The active stand-by classy screen is a nice and convenient way of bringing shortcuts to all favorite applications to your home screen. You can even assign shortcuts to websites of your choice for quicker access.

Active standby or not, you can always change the shortcuts assigned to the two soft keys to best suit your needs.

The Navi wheel functionality is also extended as compared to N81 and it reveals its full potential. Among some of the other FP2 upgrades are a recent picture gallery and picture geotagging. They will acquire their the due attention later on in this review.

The task manager is a well known Symbian application, which has improved in terms of looks with the recent FP. It is also now appearing on top of every pop-up menu. The shortslit used in previous versions of the Operating System (OS) by pressing and holding the menu key still works.

The task manager looks better with FP

Finally, the S60 UI Feature Pack 2 brings some nice menu transition effects. The Symbian Operating System (OS) has been all too well known for offering small eye-candy but now it seems to be trying to catch up. It is still far from, say Apple iPhone standards, but those are too different devices for such a comparison to be fair.

The Central Processing Units (CPU) and the built-in Random-Access Memory (RAM) are probably the two most vital factors concerning smartphone performance. The 128Mega Bytes (MB) of Random-Access Memory (RAM) are a feat in Symbian terms and is almost impossible to deplete. The things with the Central Processing Units (CPU) are however somewhat different.

The dual ARM9 264 Mega Hertz (MHz) Central Processing Units (CPU) used in Nokia N96 is still faster than most other devices out there but is a downgrade from the dual ARM 11 332 Mega Hertz (MHz) that we saw on both Nokia N95 versions. Truth to be told, only heavy apps (N-gage for example) can create the incompatibility as far as we can tell. We still can't assist but wonder why downgrade one of most vital parts of what's supposed to be the recent Nseries flagship.

The Nokia N96 user-available memory extends to a small less than 15GB (it's an recent trick rounding off every 1000 bytes to a kilobyte, plus there's system-reserved capacity). It still is an impressive space to fill up but even if you do there's a microSD card slot to assist you. Accessing content on the card or the phone memory is done at about the same speed.

The multimedia menu is among the Nseries highlights and the Nokia N96 is hardly an exception here. It is launched by pressing the dedicated key and provides quick access to the multimedia features of the handset.
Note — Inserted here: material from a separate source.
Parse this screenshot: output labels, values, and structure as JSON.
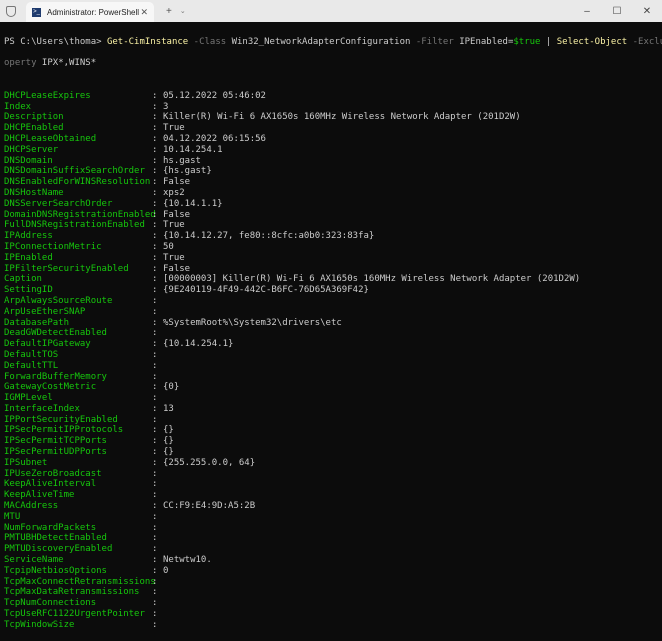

It is identical to the ones found on Nokia N81 and Nokia N82 with icons sorted thematically. They appear as drop-down lists when the respective tab is selected. Those can also be freely reordered if the layout isn't to your liking.

The Multimedia menu is in the focus with the Nseries phones

As with any Symbian phone, there is a built-in voice recognition system. It's doing a very fine job actually, being fully speaker-independent and recognizing a high percentage of the spoken commands. You don't need to prerecord the commands nor the contact names from your phonebook, which is really convenient.



Related Article



Please LOGIN or REGISTER To Gain Full Access To This Article